Shares in aerospace giant Boeing took flight today, after it posted a 25 per cent rise in profits during its third quarter, raising its full-year revenue guidance
The world’s largest passenger jet manufacturer said record commercial deliveries during the quarter had pushed revenues up nine per cent, to $25.8bn (£16.7bn), with 199 planes delivered during the period, including 37 of its flagship 787 Dreamliners.
Earnings in its commercial arm rose to $17.bn, while revenues at its defence, space and security business, which manufactures Chinook helicopters and F-15 jets, as well as satellites, rose to $8.3bn.
The company said the success of its commercial business during the quarter suggested full-year revenues will be $500m higher than originally forecast, falling somewhere between $95bn and $97bn, while core earnings per share will increase to between $7.95 and $8.15, from the $7.70 to $7.90 previously expected.

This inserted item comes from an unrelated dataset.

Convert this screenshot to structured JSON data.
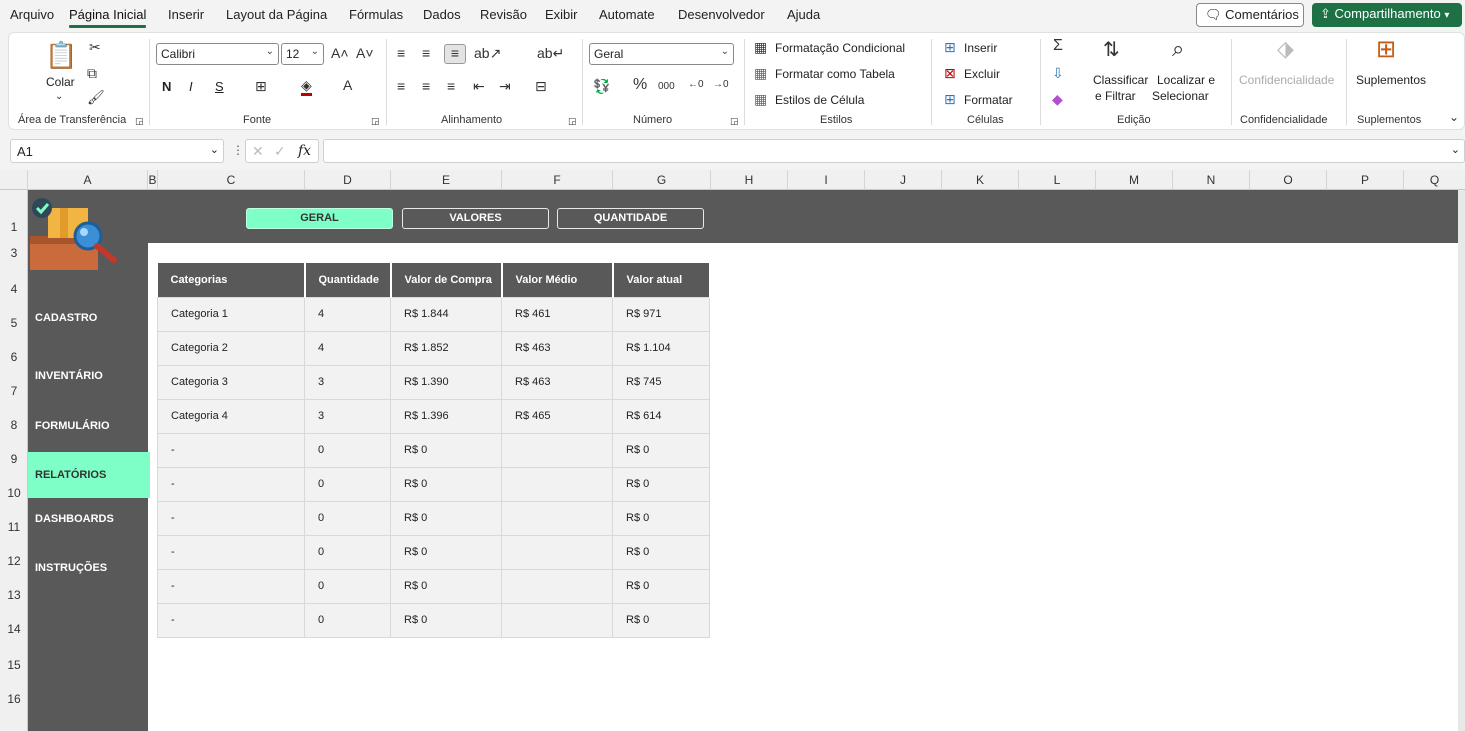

In June this year the company announced plans to scale back production of its iconic 747 to one a month - a year after it made its 1,500th delivery of the aircraft, the first wide-body aircraft to do so.
President and chief executive Dennis Muilenburg, who took the reins from industry veteran Jim McNerney at the beginning of July, emphasised the company’s commitment to returning cash to shareholders.
The company said it had repurchased 11m shares for $1.5bn during the quarter, reflecting a 25 per cent increase in dividends per share compared with the same period last year.
However, the news also came on the same day a F-18 jet belonging to the US navy crashed in Cambridgeshire, killing its pilot. F-18s were manufactured in the 1980s and early 1990s by McDonnell Douglas, which merged with Boeing in 1997.
Shares in the company were up 1.7 per cent at $141 in lunchtime trading in New York.